The Metabolic Biology Department at the John Innes Centre carries out research into fundamental aspects of plant metabolism within the broader remit of increasing our knowledge of plant biology.
We study the relationship between plant metabolism and plant growth and productivity, the diversity of compounds made by plants, how and why plants make such an elaborate array of compounds and how the synthesis of individual compounds within a closely-related family is controlled.
This comprehensive knowledge paves the way in harnessing the potential of plants for the production of food, animal feed and pharmaceuticals, as well as promoting health, good nutrition, food security and a sustainable agriculture.
In the course of our research, we learn how plant metabolism changes in response to environmental conditions and the mechanisms underpinning metabolic diversity.
Research within the Metabolic Biology Department spans a wide range of disciplines, from biochemical genetics to computational and synthetic biology, and looks at both model and crop plants.

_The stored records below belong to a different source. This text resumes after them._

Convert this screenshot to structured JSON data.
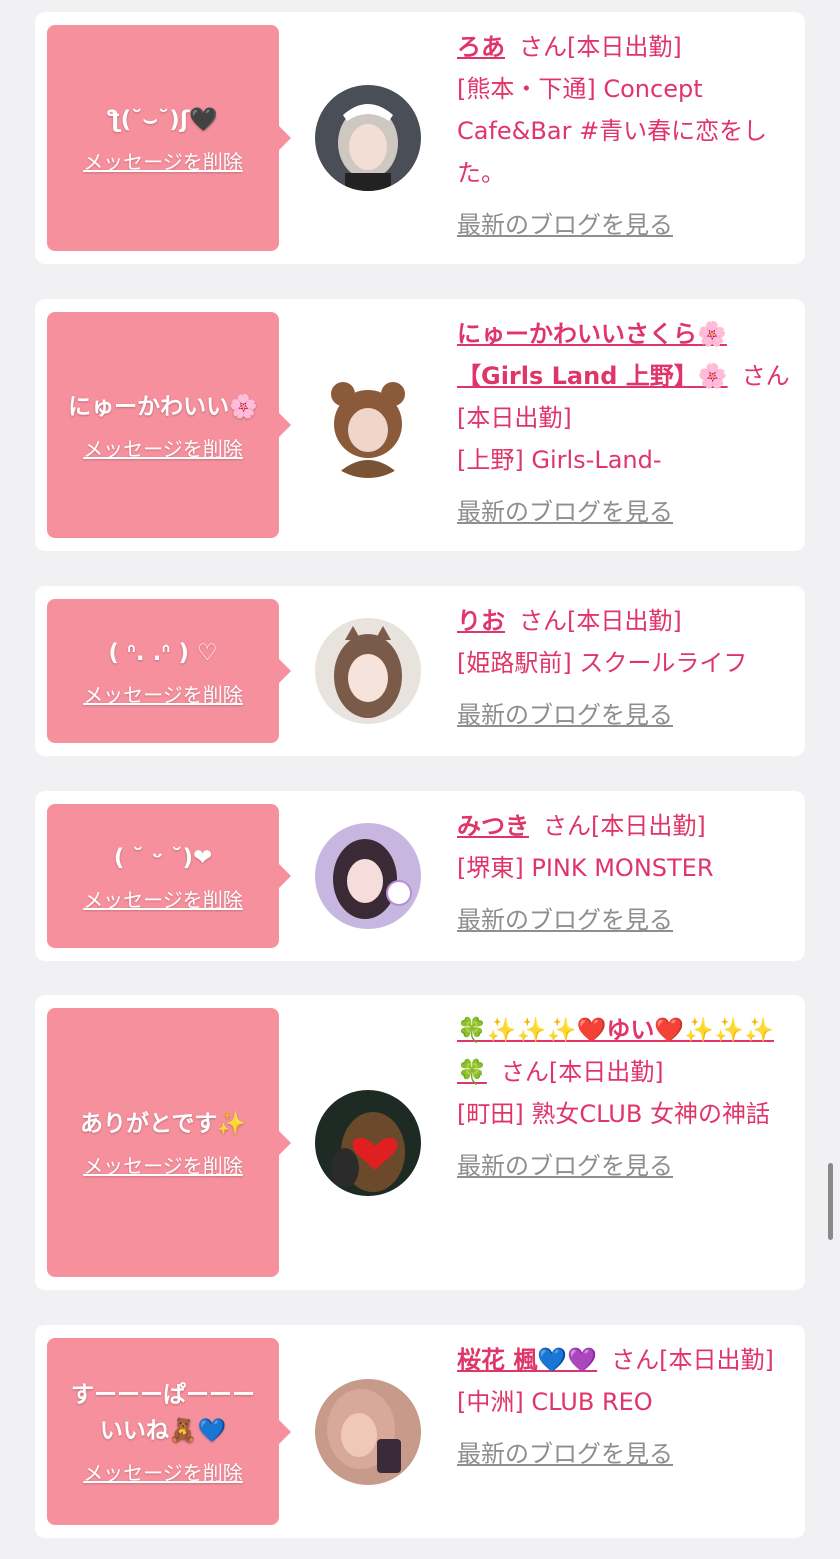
{
  "delete_label": "メッセージを削除",
  "blog_label": "最新のブログを見る",
  "san_label": "さん[本日出勤]",
  "items": [
    {
      "message": "ƪ(˘⌣˘)ʃ🖤",
      "name": "ろあ",
      "shop": "[熊本・下通] Concept Cafe&Bar #青い春に恋をした。",
      "avatar": "maid-headdress-girl"
    },
    {
      "message": "にゅーかわいい🌸",
      "name": "にゅーかわいいさくら🌸【Girls Land 上野】🌸",
      "shop": "[上野] Girls-Land-",
      "avatar": "bear-hood-girl"
    },
    {
      "message": "( ᐢ. .ᐢ ) ♡",
      "name": "りお",
      "shop": "[姫路駅前] スクールライフ",
      "avatar": "girl-with-cat-ears"
    },
    {
      "message": "( ˘ ᵕ ˘)❤",
      "name": "みつき",
      "shop": "[堺東] PINK MONSTER",
      "avatar": "girl-with-bunny-sticker"
    },
    {
      "message": "ありがとです✨",
      "name": "🍀✨✨✨❤️ゆい❤️✨✨✨🍀",
      "shop": "[町田] 熟女CLUB 女神の神話",
      "avatar": "heart-covered-face"
    },
    {
      "message": "すーーーぱーーー\nいいね🧸💙",
      "name": "桜花 楓💙💜",
      "shop": "[中洲] CLUB REO",
      "avatar": "host-with-figure"
    }
  ],
  "colors": {
    "bubble": "#f7909d",
    "accent": "#e0356a",
    "card": "#ffffff",
    "background": "#f1f1f3",
    "link_gray": "#8e8e8e"
  }
}
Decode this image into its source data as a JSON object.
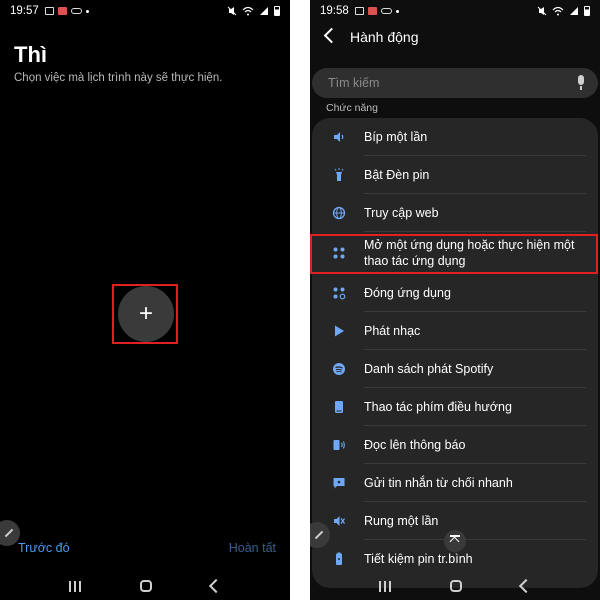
{
  "colors": {
    "accent": "#4a9af5",
    "highlight_box": "#e0201f",
    "icon_blue": "#6ea8f7",
    "background": "#000000",
    "card": "#262626"
  },
  "left_screen": {
    "status": {
      "time": "19:57"
    },
    "title": "Thì",
    "subtitle": "Chọn việc mà lịch trình này sẽ thực hiện.",
    "add_button_label": "+",
    "previous_label": "Trước đó",
    "done_label": "Hoàn tất"
  },
  "right_screen": {
    "status": {
      "time": "19:58"
    },
    "header_title": "Hành động",
    "search_placeholder": "Tìm kiếm",
    "section_label": "Chức năng",
    "items": [
      {
        "label": "Bíp một lần",
        "icon": "speaker-icon"
      },
      {
        "label": "Bật Đèn pin",
        "icon": "flashlight-icon"
      },
      {
        "label": "Truy cập web",
        "icon": "globe-icon"
      },
      {
        "label": "Mở một ứng dụng hoặc thực hiện một thao tác ứng dụng",
        "icon": "apps-grid-icon",
        "highlighted": true
      },
      {
        "label": "Đóng ứng dụng",
        "icon": "close-apps-icon"
      },
      {
        "label": "Phát nhạc",
        "icon": "play-icon"
      },
      {
        "label": "Danh sách phát Spotify",
        "icon": "spotify-icon"
      },
      {
        "label": "Thao tác phím điều hướng",
        "icon": "nav-key-icon"
      },
      {
        "label": "Đọc lên thông báo",
        "icon": "read-aloud-icon"
      },
      {
        "label": "Gửi tin nhắn từ chối nhanh",
        "icon": "message-icon"
      },
      {
        "label": "Rung một lần",
        "icon": "vibrate-icon"
      },
      {
        "label": "Tiết kiệm pin tr.bình",
        "icon": "battery-saver-icon"
      }
    ]
  }
}
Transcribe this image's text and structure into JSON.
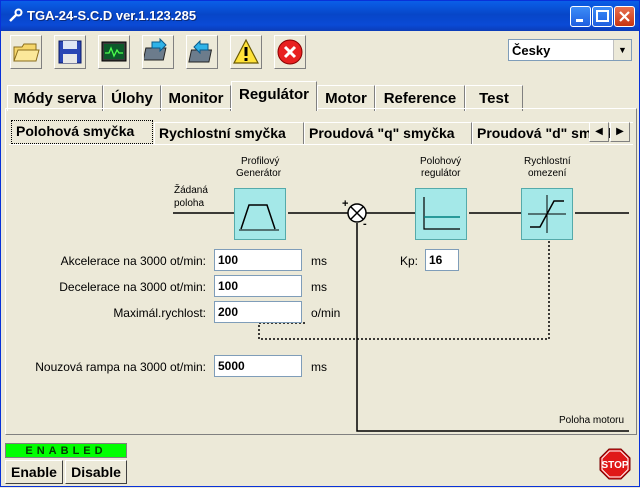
{
  "window": {
    "title": "TGA-24-S.C.D  ver.1.123.285"
  },
  "toolbar": {
    "icons": [
      "open-folder-icon",
      "save-disk-icon",
      "monitor-icon",
      "download-chip-icon",
      "upload-chip-icon",
      "warning-icon",
      "error-icon"
    ]
  },
  "language": {
    "selected": "Česky"
  },
  "main_tabs": [
    "Módy serva",
    "Úlohy",
    "Monitor",
    "Regulátor",
    "Motor",
    "Reference",
    "Test"
  ],
  "active_main_tab": "Regulátor",
  "sub_tabs": [
    "Polohová smyčka",
    "Rychlostní smyčka",
    "Proudová \"q\" smyčka",
    "Proudová \"d\" smyčka"
  ],
  "active_sub_tab": "Polohová smyčka",
  "diagram": {
    "input_label_line1": "Žádaná",
    "input_label_line2": "poloha",
    "block1_line1": "Profilový",
    "block1_line2": "Generátor",
    "block2_line1": "Polohový",
    "block2_line2": "regulátor",
    "block3_line1": "Rychlostní",
    "block3_line2": "omezení",
    "feedback_label": "Poloha motoru",
    "sum_plus": "+",
    "sum_minus": "-"
  },
  "params": [
    {
      "label": "Akcelerace na 3000 ot/min:",
      "value": "100",
      "unit": "ms"
    },
    {
      "label": "Decelerace na 3000 ot/min:",
      "value": "100",
      "unit": "ms"
    },
    {
      "label": "Maximál.rychlost:",
      "value": "200",
      "unit": "o/min"
    },
    {
      "label": "Nouzová rampa na 3000 ot/min:",
      "value": "5000",
      "unit": "ms"
    }
  ],
  "kp": {
    "label": "Kp:",
    "value": "16"
  },
  "status": {
    "text": "ENABLED",
    "color": "#00ff00"
  },
  "buttons": {
    "enable": "Enable",
    "disable": "Disable",
    "stop": "STOP"
  }
}
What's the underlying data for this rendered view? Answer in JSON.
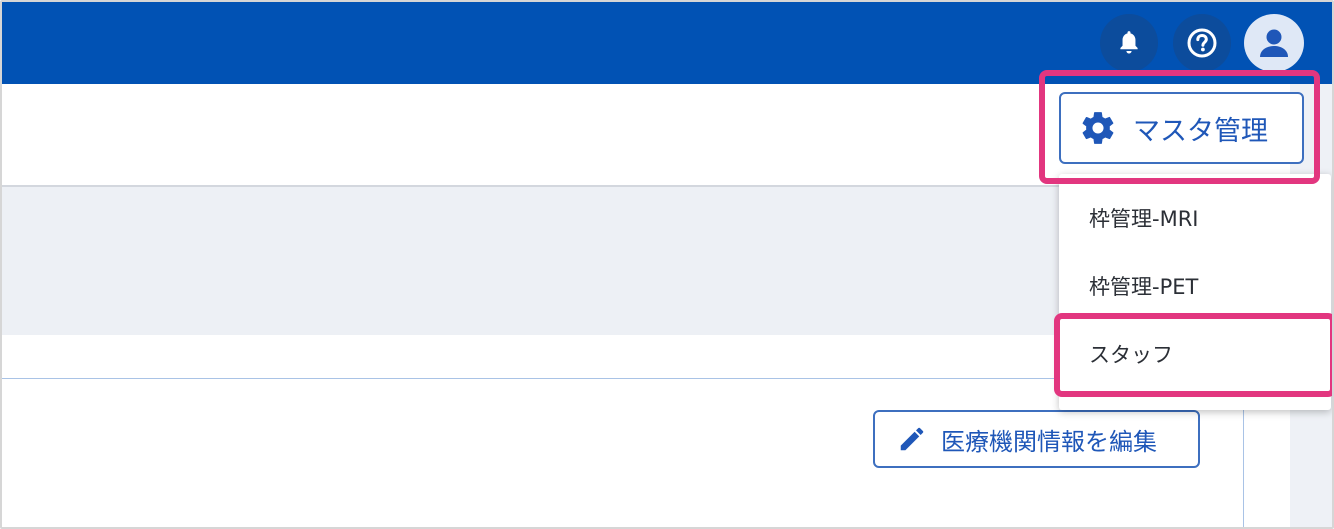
{
  "header": {
    "notifications_icon": "bell-icon",
    "help_icon": "help-circle-icon",
    "account_icon": "user-icon"
  },
  "menu": {
    "master_label": "マスタ管理",
    "master_icon": "gear-icon",
    "items": [
      {
        "label": "枠管理-MRI"
      },
      {
        "label": "枠管理-PET"
      },
      {
        "label": "スタッフ"
      }
    ]
  },
  "main": {
    "edit_button_label": "医療機関情報を編集",
    "edit_icon": "pencil-icon"
  },
  "colors": {
    "header_bg": "#0152b4",
    "accent": "#1f57b8",
    "highlight": "#e2367f",
    "panel_bg": "#edf0f5"
  }
}
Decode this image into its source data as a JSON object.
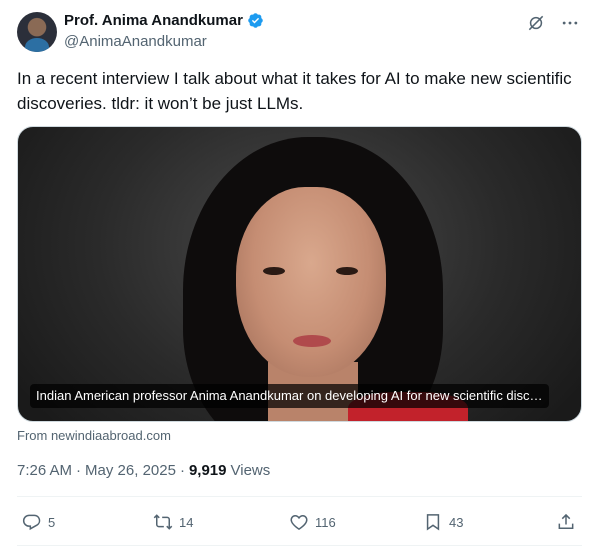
{
  "author": {
    "display_name": "Prof. Anima Anandkumar",
    "handle": "@AnimaAnandkumar",
    "verified": true
  },
  "tweet": {
    "text": "In a recent interview I talk about what it takes for AI to make new scientific discoveries. tldr: it won’t be just LLMs.",
    "media_caption": "Indian American professor Anima Anandkumar on developing AI for new scientific disc…",
    "source": "From newindiaabroad.com",
    "time": "7:26 AM",
    "date": "May 26, 2025",
    "views_count": "9,919",
    "views_label": "Views",
    "separator": "·"
  },
  "actions": {
    "replies": "5",
    "reposts": "14",
    "likes": "116",
    "bookmarks": "43"
  },
  "colors": {
    "accent": "#1d9bf0",
    "secondary_text": "#536471",
    "primary_text": "#0f1419"
  },
  "icons": {
    "verified": "verified-badge-icon",
    "grok": "grok-icon",
    "more": "more-icon",
    "reply": "reply-icon",
    "repost": "repost-icon",
    "like": "heart-icon",
    "bookmark": "bookmark-icon",
    "share": "share-icon"
  }
}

The impact of research within the Department is evident in many areas; we produce ground-breaking fundamental insights into plant biochemistry and genetics, we present our research to public and specialist groups and relevant industries, we engage with breeders and end users within a wide portfolio of projects and we are committed to training programmes for young researchers, including undergraduate and postgraduate students.